Florida Law on Debt in Divorce
While divorcing couples might spend significant time figuring out how to divvy up assets acquired during their marriage, they may not even consider what happens to the financial obligations they’ve incurred. Debt in divorce is one of the most overlooked issues, but it’s every bit as important – whether you’re dealing with a contested hearing or trying to work out an agreement with your soon-to-be-ex. Disputes can erupt as each party tries to hold the other accountable.
It’s essential to have a Dade City divorce lawyer on your side when you’re dealing with any divorce-related issue, and debt is no different. However, you may find it useful to review some general information about how the laws apply.
Default Rule on Marital Assets Covers Debt: Under Florida’s statute on equitable distribution, most assets that a couple acquires during the marriage are subject to an equitable division between the parties. Equitable does not necessarily mean equal though. Similarly, most property a person owned before the wedding day is separate and not part of the marital estate. Some exceptions to that rule are gifts and inheritances that were intentionally given to one spouse. Additionally, assets that may have been purchased by one person prior to the marriage but paid for during a marriage may have some marital and non-marital value. Think of a home that was mortgaged over a long period of time.
Debts acquired during the marriage go through the same analysis in the divorce process. Most loans acquired before marriage and after separation will be considered debts of the individual. The first question is the date that the obligation was incurred – NOT the name on the debt.
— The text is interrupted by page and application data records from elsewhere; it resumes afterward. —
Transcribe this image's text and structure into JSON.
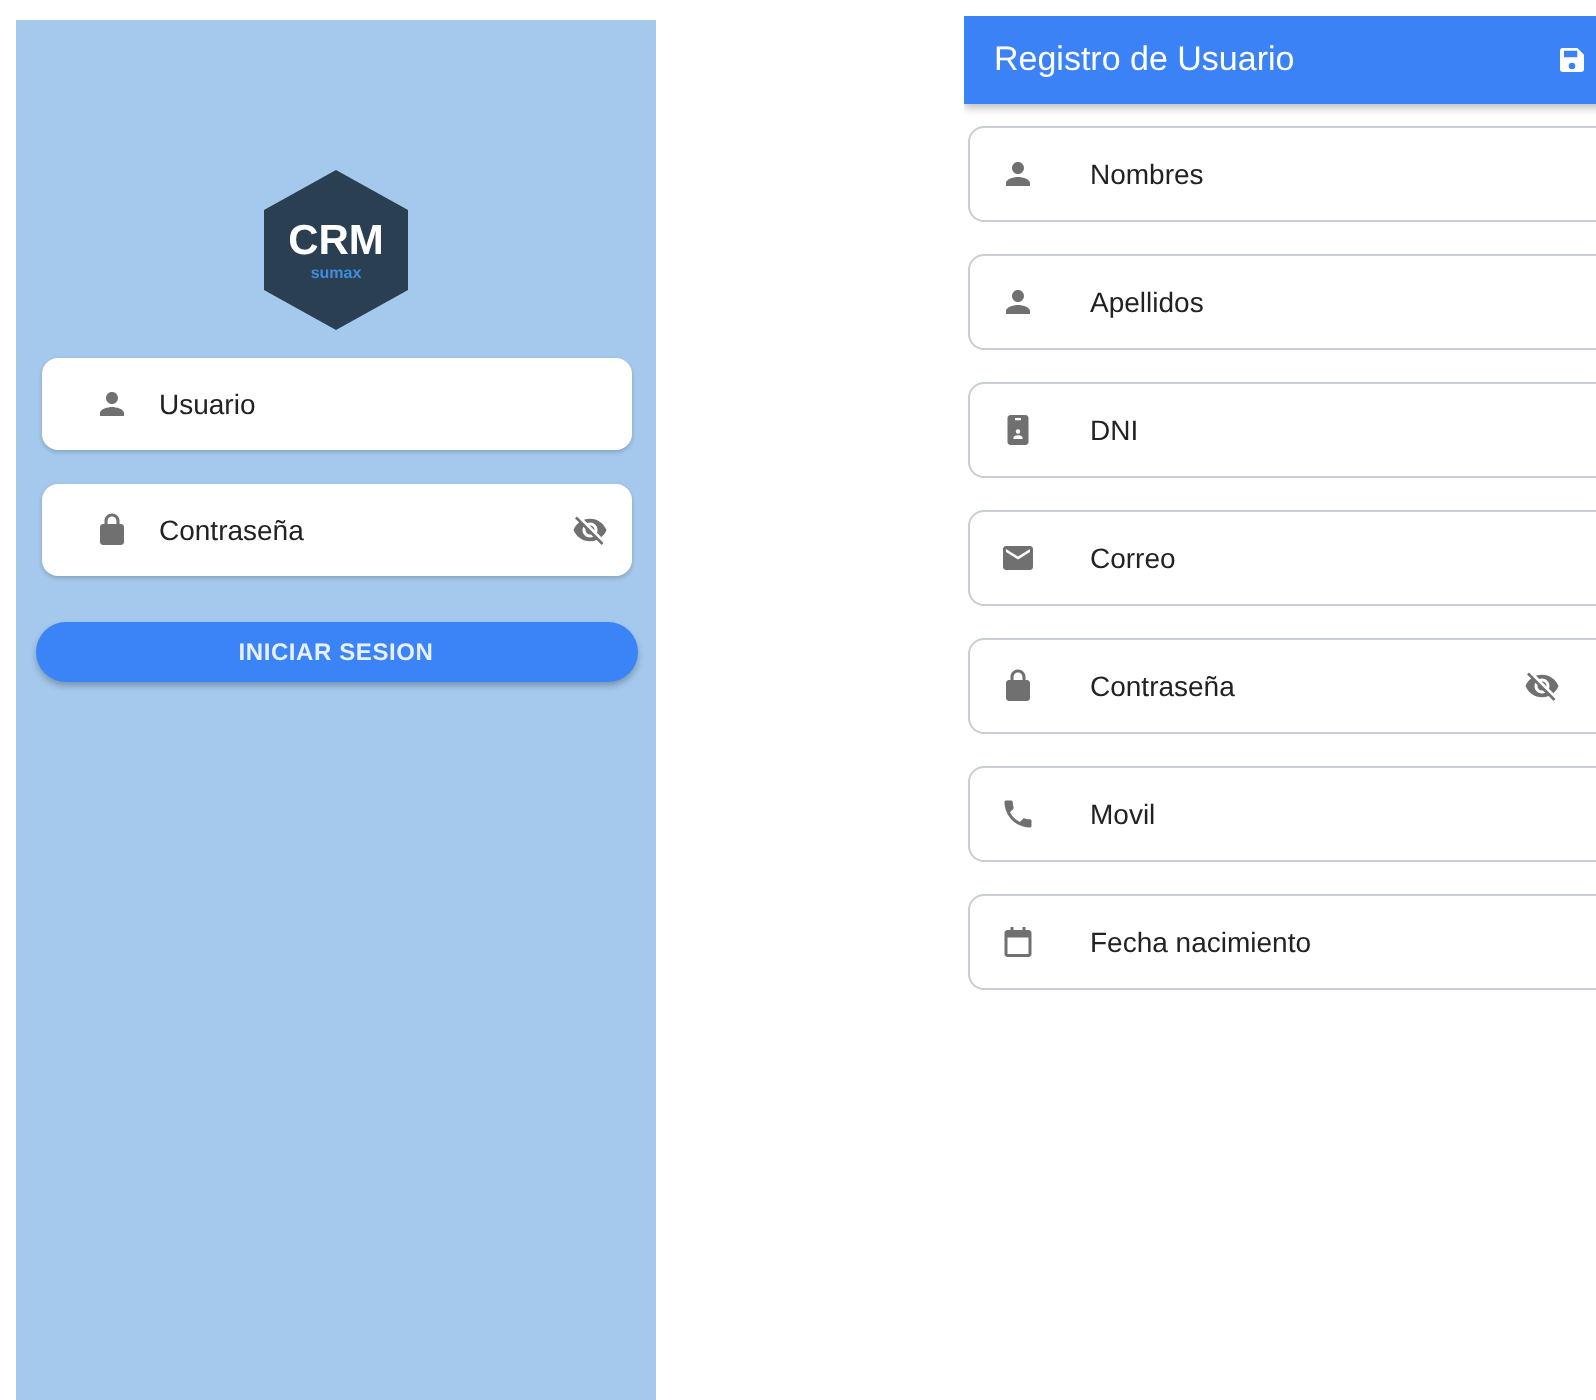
{
  "login": {
    "logo": {
      "title": "CRM",
      "subtitle": "sumax"
    },
    "fields": [
      {
        "kind": "person",
        "placeholder": "Usuario",
        "password": false
      },
      {
        "kind": "lock",
        "placeholder": "Contraseña",
        "password": true
      }
    ],
    "button": "INICIAR SESION"
  },
  "register": {
    "title": "Registro de Usuario",
    "fields": [
      {
        "kind": "person",
        "placeholder": "Nombres",
        "password": false
      },
      {
        "kind": "person",
        "placeholder": "Apellidos",
        "password": false
      },
      {
        "kind": "id-card",
        "placeholder": "DNI",
        "password": false
      },
      {
        "kind": "mail",
        "placeholder": "Correo",
        "password": false
      },
      {
        "kind": "lock",
        "placeholder": "Contraseña",
        "password": true
      },
      {
        "kind": "phone",
        "placeholder": "Movil",
        "password": false
      },
      {
        "kind": "calendar",
        "placeholder": "Fecha nacimiento",
        "password": false
      }
    ]
  }
}
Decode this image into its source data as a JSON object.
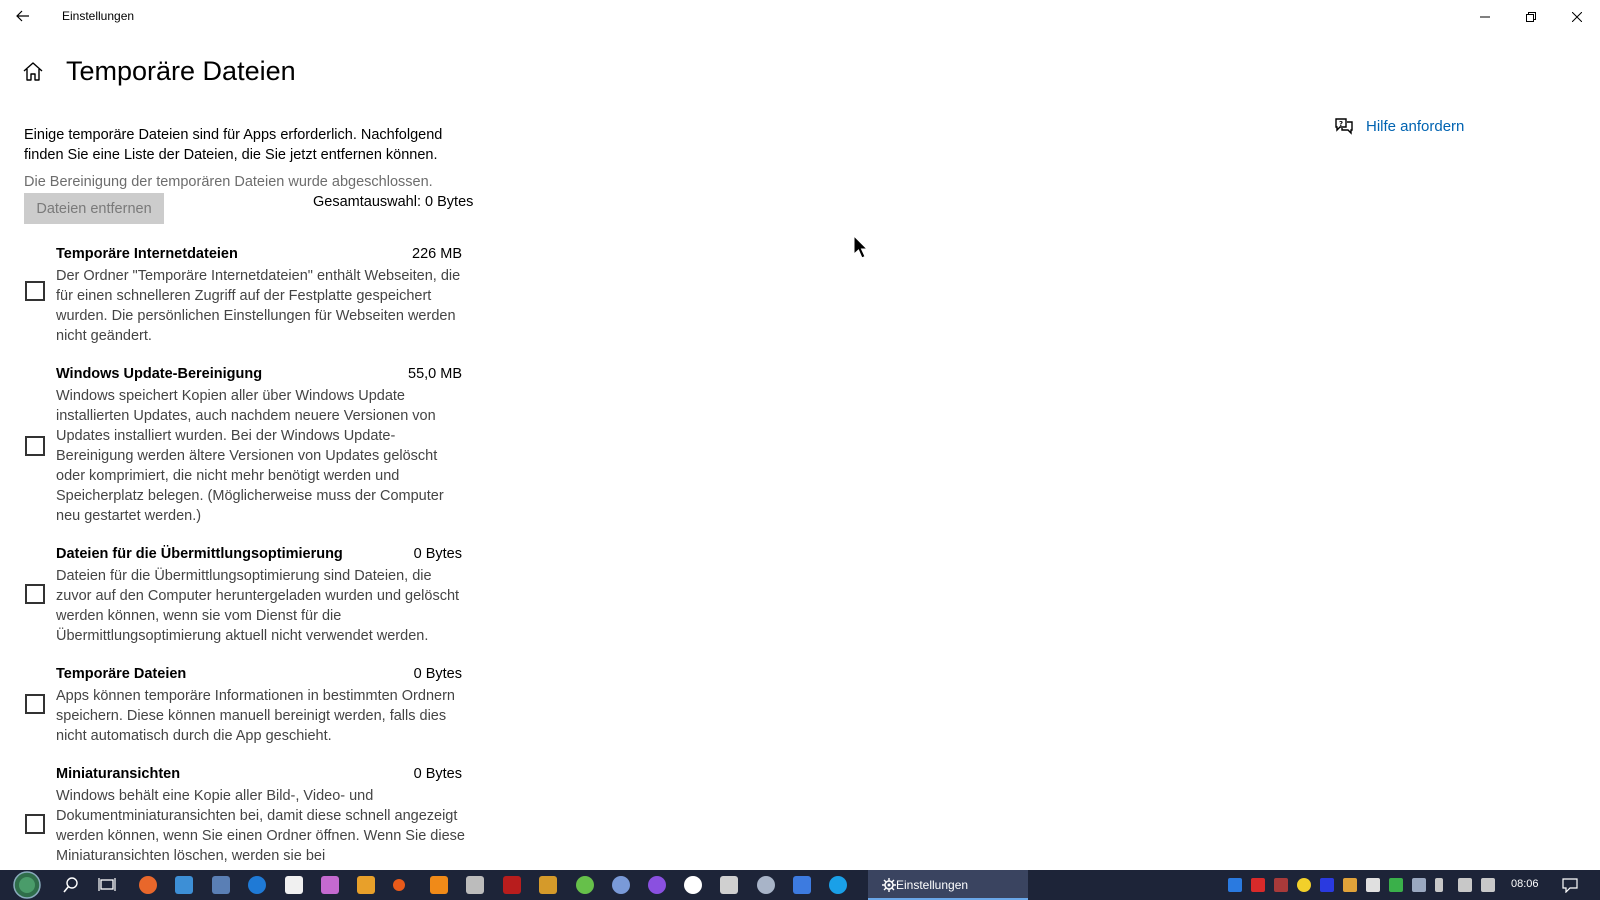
{
  "window": {
    "title": "Einstellungen",
    "back_icon": "back-arrow-icon",
    "minimize_icon": "minimize-icon",
    "maximize_icon": "restore-icon",
    "close_icon": "close-icon"
  },
  "header": {
    "home_icon": "home-icon",
    "title": "Temporäre Dateien"
  },
  "help": {
    "icon": "help-chat-icon",
    "label": "Hilfe anfordern"
  },
  "intro": "Einige temporäre Dateien sind für Apps erforderlich. Nachfolgend finden Sie eine Liste der Dateien, die Sie jetzt entfernen können.",
  "status": "Die Bereinigung der temporären Dateien wurde abgeschlossen.",
  "remove_button": "Dateien entfernen",
  "total_selection": "Gesamtauswahl: 0 Bytes",
  "items": [
    {
      "name": "Temporäre Internetdateien",
      "size": "226 MB",
      "checked": false,
      "description": "Der Ordner \"Temporäre Internetdateien\" enthält Webseiten, die für einen schnelleren Zugriff auf der Festplatte gespeichert wurden. Die persönlichen Einstellungen für Webseiten werden nicht geändert."
    },
    {
      "name": "Windows Update-Bereinigung",
      "size": "55,0 MB",
      "checked": false,
      "description": "Windows speichert Kopien aller über Windows Update installierten Updates, auch nachdem neuere Versionen von Updates installiert wurden. Bei der Windows Update-Bereinigung werden ältere Versionen von Updates gelöscht oder komprimiert, die nicht mehr benötigt werden und Speicherplatz belegen. (Möglicherweise muss der Computer neu gestartet werden.)"
    },
    {
      "name": "Dateien für die Übermittlungsoptimierung",
      "size": "0 Bytes",
      "checked": false,
      "description": "Dateien für die Übermittlungsoptimierung sind Dateien, die zuvor auf den Computer heruntergeladen wurden und gelöscht werden können, wenn sie vom Dienst für die Übermittlungsoptimierung aktuell nicht verwendet werden."
    },
    {
      "name": "Temporäre Dateien",
      "size": "0 Bytes",
      "checked": false,
      "description": "Apps können temporäre Informationen in bestimmten Ordnern speichern. Diese können manuell bereinigt werden, falls dies nicht automatisch durch die App geschieht."
    },
    {
      "name": "Miniaturansichten",
      "size": "0 Bytes",
      "checked": false,
      "description": "Windows behält eine Kopie aller Bild-, Video- und Dokumentminiaturansichten bei, damit diese schnell angezeigt werden können, wenn Sie einen Ordner öffnen. Wenn Sie diese Miniaturansichten löschen, werden sie bei"
    }
  ],
  "taskbar": {
    "active_app": "Einstellungen",
    "clock": "08:06",
    "colors": {
      "background": "#1d2438",
      "accent": "#0063b1"
    }
  }
}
The assumption is that, even when there’s only one name associated with it, the person who incurred the debt did so for both spouses.
Departures from the Default Rule: There are some special considerations that may affect the default rule for equitable distribution of assets – so they also impact debt in divorce:
- Rebuttable Presumption: Florida law specifically states that the designation of marital assets and debts is a legal presumption. It can be overcome by evidence demonstrating that items are nonmarital. Therefore, even when the date of debt would seem to put it into the marital or nonmarital category, you can rebut the presumption.
- Distribution by Agreement: The statute on equitable distribution only applies where there are disputes over divvying up assets and debts. If the parties can agree that each takes certain property and will remain on a debt, it’s not necessary to go through the analysis of equitable distribution.
Discuss Debt in Divorce with an Experienced Florida Lawyer
While an overview may help you understand the big picture regarding debt in divorce, there are subtleties in this area of law that you should entrust to a knowledgeable divorce attorney. For more information that is personalized for your unique circumstances, please contact The Law Office of Laurie R. Chane at 352-567-0055 or via our website. We can schedule a consultation to learn more about your situation, after which we can answer your questions and advise you on your rights.